# Your goal:
What you give back must match the records below word for word.

Start of Records for this task

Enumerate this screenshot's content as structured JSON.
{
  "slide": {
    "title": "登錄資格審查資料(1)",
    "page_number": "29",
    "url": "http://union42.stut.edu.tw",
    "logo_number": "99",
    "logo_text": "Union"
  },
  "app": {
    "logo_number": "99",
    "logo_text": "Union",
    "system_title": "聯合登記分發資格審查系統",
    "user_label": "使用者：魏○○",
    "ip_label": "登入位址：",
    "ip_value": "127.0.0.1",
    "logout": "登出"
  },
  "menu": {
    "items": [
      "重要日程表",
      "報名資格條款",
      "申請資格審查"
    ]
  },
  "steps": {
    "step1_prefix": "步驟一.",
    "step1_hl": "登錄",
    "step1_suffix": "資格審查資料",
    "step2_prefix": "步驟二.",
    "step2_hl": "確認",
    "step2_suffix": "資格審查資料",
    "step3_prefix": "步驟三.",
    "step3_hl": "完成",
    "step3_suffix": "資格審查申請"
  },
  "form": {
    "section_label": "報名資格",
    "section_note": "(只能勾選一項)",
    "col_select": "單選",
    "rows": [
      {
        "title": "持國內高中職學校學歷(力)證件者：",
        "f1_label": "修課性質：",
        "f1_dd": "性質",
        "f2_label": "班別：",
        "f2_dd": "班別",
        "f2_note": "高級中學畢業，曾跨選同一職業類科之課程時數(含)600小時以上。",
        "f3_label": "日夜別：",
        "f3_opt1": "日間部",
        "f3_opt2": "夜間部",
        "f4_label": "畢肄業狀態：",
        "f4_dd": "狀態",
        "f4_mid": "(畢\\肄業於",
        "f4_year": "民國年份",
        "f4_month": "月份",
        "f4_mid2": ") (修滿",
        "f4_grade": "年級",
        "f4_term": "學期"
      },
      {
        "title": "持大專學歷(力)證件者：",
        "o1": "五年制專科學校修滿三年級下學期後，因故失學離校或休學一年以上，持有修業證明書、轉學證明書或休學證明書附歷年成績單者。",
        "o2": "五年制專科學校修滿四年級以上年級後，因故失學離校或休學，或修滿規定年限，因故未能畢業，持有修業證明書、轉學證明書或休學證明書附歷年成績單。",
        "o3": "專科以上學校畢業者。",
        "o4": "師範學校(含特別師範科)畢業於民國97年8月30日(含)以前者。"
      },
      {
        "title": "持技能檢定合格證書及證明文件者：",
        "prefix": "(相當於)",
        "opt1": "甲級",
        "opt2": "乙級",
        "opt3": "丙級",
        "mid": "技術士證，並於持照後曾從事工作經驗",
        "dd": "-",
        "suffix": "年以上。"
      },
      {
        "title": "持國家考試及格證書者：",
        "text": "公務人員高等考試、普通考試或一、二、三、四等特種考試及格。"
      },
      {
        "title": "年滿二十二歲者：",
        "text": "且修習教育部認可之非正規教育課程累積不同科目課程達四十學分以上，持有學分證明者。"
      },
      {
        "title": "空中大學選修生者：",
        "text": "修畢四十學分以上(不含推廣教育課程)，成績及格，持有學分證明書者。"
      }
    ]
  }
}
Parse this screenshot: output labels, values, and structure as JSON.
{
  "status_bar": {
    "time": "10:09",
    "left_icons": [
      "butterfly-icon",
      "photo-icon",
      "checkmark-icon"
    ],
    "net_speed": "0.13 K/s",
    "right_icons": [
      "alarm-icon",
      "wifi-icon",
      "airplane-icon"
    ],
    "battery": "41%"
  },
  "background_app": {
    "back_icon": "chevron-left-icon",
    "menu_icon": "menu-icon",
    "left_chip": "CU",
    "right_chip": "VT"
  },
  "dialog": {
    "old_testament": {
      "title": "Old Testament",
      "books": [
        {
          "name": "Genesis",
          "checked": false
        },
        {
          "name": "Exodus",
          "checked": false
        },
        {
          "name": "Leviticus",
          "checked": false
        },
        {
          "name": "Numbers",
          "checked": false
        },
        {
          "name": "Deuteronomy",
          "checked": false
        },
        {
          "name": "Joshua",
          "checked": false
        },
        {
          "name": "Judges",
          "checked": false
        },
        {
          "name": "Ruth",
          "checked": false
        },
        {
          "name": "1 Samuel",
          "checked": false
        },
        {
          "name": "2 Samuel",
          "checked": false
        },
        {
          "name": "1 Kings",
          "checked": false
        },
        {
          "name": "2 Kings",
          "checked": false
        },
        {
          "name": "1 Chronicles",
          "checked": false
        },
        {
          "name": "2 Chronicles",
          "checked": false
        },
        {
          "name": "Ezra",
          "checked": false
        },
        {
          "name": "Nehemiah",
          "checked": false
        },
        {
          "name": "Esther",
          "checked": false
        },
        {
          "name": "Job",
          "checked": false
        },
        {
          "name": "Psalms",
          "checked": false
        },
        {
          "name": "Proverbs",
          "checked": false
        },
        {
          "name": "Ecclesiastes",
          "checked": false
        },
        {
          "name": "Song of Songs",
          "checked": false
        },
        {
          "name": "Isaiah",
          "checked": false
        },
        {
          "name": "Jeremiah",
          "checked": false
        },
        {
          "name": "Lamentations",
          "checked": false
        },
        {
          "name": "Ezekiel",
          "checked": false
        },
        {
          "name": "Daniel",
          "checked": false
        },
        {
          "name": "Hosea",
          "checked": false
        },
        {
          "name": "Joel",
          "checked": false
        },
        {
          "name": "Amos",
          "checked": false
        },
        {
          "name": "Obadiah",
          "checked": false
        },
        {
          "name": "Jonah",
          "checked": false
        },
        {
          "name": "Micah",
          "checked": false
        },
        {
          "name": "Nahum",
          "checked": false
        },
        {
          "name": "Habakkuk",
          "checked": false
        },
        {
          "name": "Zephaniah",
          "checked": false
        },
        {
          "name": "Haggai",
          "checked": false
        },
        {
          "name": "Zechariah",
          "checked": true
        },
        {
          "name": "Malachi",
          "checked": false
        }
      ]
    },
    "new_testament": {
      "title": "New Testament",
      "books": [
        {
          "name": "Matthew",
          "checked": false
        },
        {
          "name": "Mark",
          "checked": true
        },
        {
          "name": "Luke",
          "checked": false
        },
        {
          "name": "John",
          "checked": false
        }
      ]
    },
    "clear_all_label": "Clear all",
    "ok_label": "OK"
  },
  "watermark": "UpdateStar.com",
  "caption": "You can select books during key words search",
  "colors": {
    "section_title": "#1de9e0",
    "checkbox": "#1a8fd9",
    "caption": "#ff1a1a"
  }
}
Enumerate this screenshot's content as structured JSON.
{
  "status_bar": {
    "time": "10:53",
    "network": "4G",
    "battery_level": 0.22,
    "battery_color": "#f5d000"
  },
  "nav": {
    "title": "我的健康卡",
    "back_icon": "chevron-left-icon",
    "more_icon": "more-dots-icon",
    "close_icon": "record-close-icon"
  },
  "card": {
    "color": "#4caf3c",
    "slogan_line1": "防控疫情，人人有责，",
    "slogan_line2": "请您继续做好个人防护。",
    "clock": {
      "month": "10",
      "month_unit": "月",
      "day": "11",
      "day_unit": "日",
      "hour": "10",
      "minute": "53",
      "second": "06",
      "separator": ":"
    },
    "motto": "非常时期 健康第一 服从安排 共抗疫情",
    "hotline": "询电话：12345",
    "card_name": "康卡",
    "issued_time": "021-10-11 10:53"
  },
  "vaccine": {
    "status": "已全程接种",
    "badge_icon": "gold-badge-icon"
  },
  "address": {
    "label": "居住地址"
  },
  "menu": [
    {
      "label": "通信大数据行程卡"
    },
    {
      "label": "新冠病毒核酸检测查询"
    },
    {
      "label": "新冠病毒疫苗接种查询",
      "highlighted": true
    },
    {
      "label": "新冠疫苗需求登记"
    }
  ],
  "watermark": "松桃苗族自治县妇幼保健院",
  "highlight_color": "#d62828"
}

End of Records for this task

# Answer to the problem:
Enumerate this screenshot's content as structured JSON.
{
  "slide": {
    "title": "登錄資格審查資料(1)",
    "page_number": "29",
    "url": "http://union42.stut.edu.tw",
    "logo_number": "99",
    "logo_text": "Union"
  },
  "app": {
    "logo_number": "99",
    "logo_text": "Union",
    "system_title": "聯合登記分發資格審查系統",
    "user_label": "使用者：魏○○",
    "ip_label": "登入位址：",
    "ip_value": "127.0.0.1",
    "logout": "登出"
  },
  "menu": {
    "items": [
      "重要日程表",
      "報名資格條款",
      "申請資格審查"
    ]
  },
  "steps": {
    "step1_prefix": "步驟一.",
    "step1_hl": "登錄",
    "step1_suffix": "資格審查資料",
    "step2_prefix": "步驟二.",
    "step2_hl": "確認",
    "step2_suffix": "資格審查資料",
    "step3_prefix": "步驟三.",
    "step3_hl": "完成",
    "step3_suffix": "資格審查申請"
  },
  "form": {
    "section_label": "報名資格",
    "section_note": "(只能勾選一項)",
    "col_select": "單選",
    "rows": [
      {
        "title": "持國內高中職學校學歷(力)證件者：",
        "f1_label": "修課性質：",
        "f1_dd": "性質",
        "f2_label": "班別：",
        "f2_dd": "班別",
        "f2_note": "高級中學畢業，曾跨選同一職業類科之課程時數(含)600小時以上。",
        "f3_label": "日夜別：",
        "f3_opt1": "日間部",
        "f3_opt2": "夜間部",
        "f4_label": "畢肄業狀態：",
        "f4_dd": "狀態",
        "f4_mid": "(畢\\肄業於",
        "f4_year": "民國年份",
        "f4_month": "月份",
        "f4_mid2": ") (修滿",
        "f4_grade": "年級",
        "f4_term": "學期"
      },
      {
        "title": "持大專學歷(力)證件者：",
        "o1": "五年制專科學校修滿三年級下學期後，因故失學離校或休學一年以上，持有修業證明書、轉學證明書或休學證明書附歷年成績單者。",
        "o2": "五年制專科學校修滿四年級以上年級後，因故失學離校或休學，或修滿規定年限，因故未能畢業，持有修業證明書、轉學證明書或休學證明書附歷年成績單。",
        "o3": "專科以上學校畢業者。",
        "o4": "師範學校(含特別師範科)畢業於民國97年8月30日(含)以前者。"
      },
      {
        "title": "持技能檢定合格證書及證明文件者：",
        "prefix": "(相當於)",
        "opt1": "甲級",
        "opt2": "乙級",
        "opt3": "丙級",
        "mid": "技術士證，並於持照後曾從事工作經驗",
        "dd": "-",
        "suffix": "年以上。"
      },
      {
        "title": "持國家考試及格證書者：",
        "text": "公務人員高等考試、普通考試或一、二、三、四等特種考試及格。"
      },
      {
        "title": "年滿二十二歲者：",
        "text": "且修習教育部認可之非正規教育課程累積不同科目課程達四十學分以上，持有學分證明者。"
      },
      {
        "title": "空中大學選修生者：",
        "text": "修畢四十學分以上(不含推廣教育課程)，成績及格，持有學分證明書者。"
      }
    ]
  }
}
Parse this screenshot: output labels, values, and structure as JSON.
{
  "status_bar": {
    "time": "10:09",
    "left_icons": [
      "butterfly-icon",
      "photo-icon",
      "checkmark-icon"
    ],
    "net_speed": "0.13 K/s",
    "right_icons": [
      "alarm-icon",
      "wifi-icon",
      "airplane-icon"
    ],
    "battery": "41%"
  },
  "background_app": {
    "back_icon": "chevron-left-icon",
    "menu_icon": "menu-icon",
    "left_chip": "CU",
    "right_chip": "VT"
  },
  "dialog": {
    "old_testament": {
      "title": "Old Testament",
      "books": [
        {
          "name": "Genesis",
          "checked": false
        },
        {
          "name": "Exodus",
          "checked": false
        },
        {
          "name": "Leviticus",
          "checked": false
        },
        {
          "name": "Numbers",
          "checked": false
        },
        {
          "name": "Deuteronomy",
          "checked": false
        },
        {
          "name": "Joshua",
          "checked": false
        },
        {
          "name": "Judges",
          "checked": false
        },
        {
          "name": "Ruth",
          "checked": false
        },
        {
          "name": "1 Samuel",
          "checked": false
        },
        {
          "name": "2 Samuel",
          "checked": false
        },
        {
          "name": "1 Kings",
          "checked": false
        },
        {
          "name": "2 Kings",
          "checked": false
        },
        {
          "name": "1 Chronicles",
          "checked": false
        },
        {
          "name": "2 Chronicles",
          "checked": false
        },
        {
          "name": "Ezra",
          "checked": false
        },
        {
          "name": "Nehemiah",
          "checked": false
        },
        {
          "name": "Esther",
          "checked": false
        },
        {
          "name": "Job",
          "checked": false
        },
        {
          "name": "Psalms",
          "checked": false
        },
        {
          "name": "Proverbs",
          "checked": false
        },
        {
          "name": "Ecclesiastes",
          "checked": false
        },
        {
          "name": "Song of Songs",
          "checked": false
        },
        {
          "name": "Isaiah",
          "checked": false
        },
        {
          "name": "Jeremiah",
          "checked": false
        },
        {
          "name": "Lamentations",
          "checked": false
        },
        {
          "name": "Ezekiel",
          "checked": false
        },
        {
          "name": "Daniel",
          "checked": false
        },
        {
          "name": "Hosea",
          "checked": false
        },
        {
          "name": "Joel",
          "checked": false
        },
        {
          "name": "Amos",
          "checked": false
        },
        {
          "name": "Obadiah",
          "checked": false
        },
        {
          "name": "Jonah",
          "checked": false
        },
        {
          "name": "Micah",
          "checked": false
        },
        {
          "name": "Nahum",
          "checked": false
        },
        {
          "name": "Habakkuk",
          "checked": false
        },
        {
          "name": "Zephaniah",
          "checked": false
        },
        {
          "name": "Haggai",
          "checked": false
        },
        {
          "name": "Zechariah",
          "checked": true
        },
        {
          "name": "Malachi",
          "checked": false
        }
      ]
    },
    "new_testament": {
      "title": "New Testament",
      "books": [
        {
          "name": "Matthew",
          "checked": false
        },
        {
          "name": "Mark",
          "checked": true
        },
        {
          "name": "Luke",
          "checked": false
        },
        {
          "name": "John",
          "checked": false
        }
      ]
    },
    "clear_all_label": "Clear all",
    "ok_label": "OK"
  },
  "watermark": "UpdateStar.com",
  "caption": "You can select books during key words search",
  "colors": {
    "section_title": "#1de9e0",
    "checkbox": "#1a8fd9",
    "caption": "#ff1a1a"
  }
}
Enumerate this screenshot's content as structured JSON.
{
  "status_bar": {
    "time": "10:53",
    "network": "4G",
    "battery_level": 0.22,
    "battery_color": "#f5d000"
  },
  "nav": {
    "title": "我的健康卡",
    "back_icon": "chevron-left-icon",
    "more_icon": "more-dots-icon",
    "close_icon": "record-close-icon"
  },
  "card": {
    "color": "#4caf3c",
    "slogan_line1": "防控疫情，人人有责，",
    "slogan_line2": "请您继续做好个人防护。",
    "clock": {
      "month": "10",
      "month_unit": "月",
      "day": "11",
      "day_unit": "日",
      "hour": "10",
      "minute": "53",
      "second": "06",
      "separator": ":"
    },
    "motto": "非常时期 健康第一 服从安排 共抗疫情",
    "hotline": "询电话：12345",
    "card_name": "康卡",
    "issued_time": "021-10-11 10:53"
  },
  "vaccine": {
    "status": "已全程接种",
    "badge_icon": "gold-badge-icon"
  },
  "address": {
    "label": "居住地址"
  },
  "menu": [
    {
      "label": "通信大数据行程卡"
    },
    {
      "label": "新冠病毒核酸检测查询"
    },
    {
      "label": "新冠病毒疫苗接种查询",
      "highlighted": true
    },
    {
      "label": "新冠疫苗需求登记"
    }
  ],
  "watermark": "松桃苗族自治县妇幼保健院",
  "highlight_color": "#d62828"
}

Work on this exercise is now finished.